The collation and transmission of the results proved to be INEC’s biggest challenge and failure, leading to the discontent of a huge cross-section of Nigerians with the electoral process during these past polls. Still, nearly two weeks after the elections were held, only about 94% of the results have been uploaded to the IReV portal. 

Due to this delay, there have been several allegations of inconsistency between the results declared at the polling units and the actual results uploaded on the INEC Result Viewing platform. This rather unfortunate delay has allowed for claims and suspicion of electoral fraud, particularly as expressed passionately on social media, which significantly weakened public confidence in the process. Despite the allegations of external interference and various causes for this failure that INEC has intimated to the public, it is obvious that this is one area that INEC must ensure is unassailable before the polls on 18th March.

To ensure that there is little possibility for arguments and speculations about the authenticity of the next round of results, it is crucial that the INEC and its employees (full-time and ad-hoc) guarantee that all results are transmitted as swiftly as they are declared at the polling units.

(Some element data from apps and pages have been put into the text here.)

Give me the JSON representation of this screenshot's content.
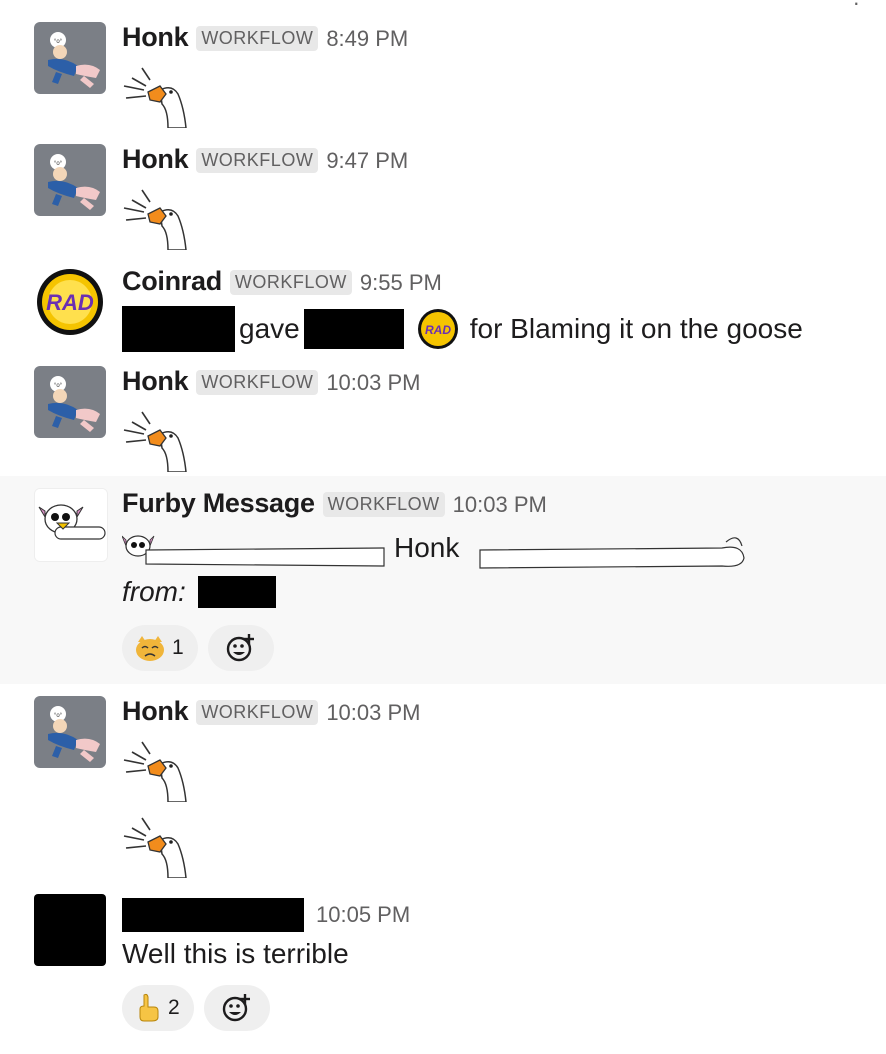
{
  "messages": [
    {
      "name": "Honk",
      "badge": "WORKFLOW",
      "time": "8:49 PM"
    },
    {
      "name": "Honk",
      "badge": "WORKFLOW",
      "time": "9:47 PM"
    },
    {
      "name": "Coinrad",
      "badge": "WORKFLOW",
      "time": "9:55 PM",
      "text_gave": "gave",
      "text_for": "for Blaming it on the goose"
    },
    {
      "name": "Honk",
      "badge": "WORKFLOW",
      "time": "10:03 PM"
    },
    {
      "name": "Furby Message",
      "badge": "WORKFLOW",
      "time": "10:03 PM",
      "honk": "Honk",
      "from_label": "from:",
      "reaction": {
        "emoji": "crying-cat-face",
        "count": "1"
      }
    },
    {
      "name": "Honk",
      "badge": "WORKFLOW",
      "time": "10:03 PM"
    },
    {
      "name": "",
      "time": "10:05 PM",
      "text": "Well this is terrible",
      "reaction": {
        "emoji": "point-up",
        "count": "2"
      }
    }
  ],
  "icons": {
    "goose": "honk-goose-icon",
    "add_reaction": "add-reaction-icon",
    "coin": "rad-coin-icon"
  },
  "colors": {
    "badge_bg": "#e8e8e8",
    "highlight_bg": "#f8f8f8",
    "coin_gold": "#f5c400",
    "coin_purple": "#6b2fb3"
  }
}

For the oncoming gubernatorial elections, the Centre for Journalism Innovation and Development (CJID) would be deploying 60 observers across 30 states to witness the 18th March elections. The general public should please follow us on Twitter @CJIDAfrica for real-time and verified information on happenings during the elections. CJID will also be collaborating with 18 media houses to ensure that its finding on the field is broadcast as far as possible and to a diverse audience.

To this end, we would like to inform Nigerians that they can contribute to crowdsourcing the declared and pasted results sheets (EC8A) by sending WhatsApp messages to the phone number – 0907 700 7057.

Finally, any observer or journalist who is harassed or finds himself or herself being endangered or is experiencing security challenges should find ways of quickly filing a report on our Press Attack Tracker portal (pressattack.ng) or sending an email to [email protected] or to the number 0810 419 8112, either through regular text or WhatsApp messages. 

The general public can equally use these channels to file complaints on behalf of vulnerable journalists or observers. This will allow us to keep track of threats against them and take appropriate actions.


As earlier mentioned, it is believed that the postponement of the elections at the state executive and legislative levels have hopefully presented INEC with a great opportunity to fine-tune its processes and improve on the conduct of the next round of polls across the country. It is hoped that the Commission and other key stakeholders would be able to have used this period to consolidate their plans, organise better and structure feasible contingency plans. 

As civil society partners and stakeholders, we will keep doing our best to offer the necessary information and support to the public and relevant institutions in a way that enhances the credibility and sanctity of our electoral system and democracy in Nigeria. We enjoin citizens to continue to engage positively with the electoral system and exercise their civic responsibility in the upcoming elections while abiding by a regime of law and order.

This piece is signed by Mboho Eno, Deputy Director and Team Lead, Media in National Elections Project; and the Executive Director of CJID, Dr Tobi Oluwatola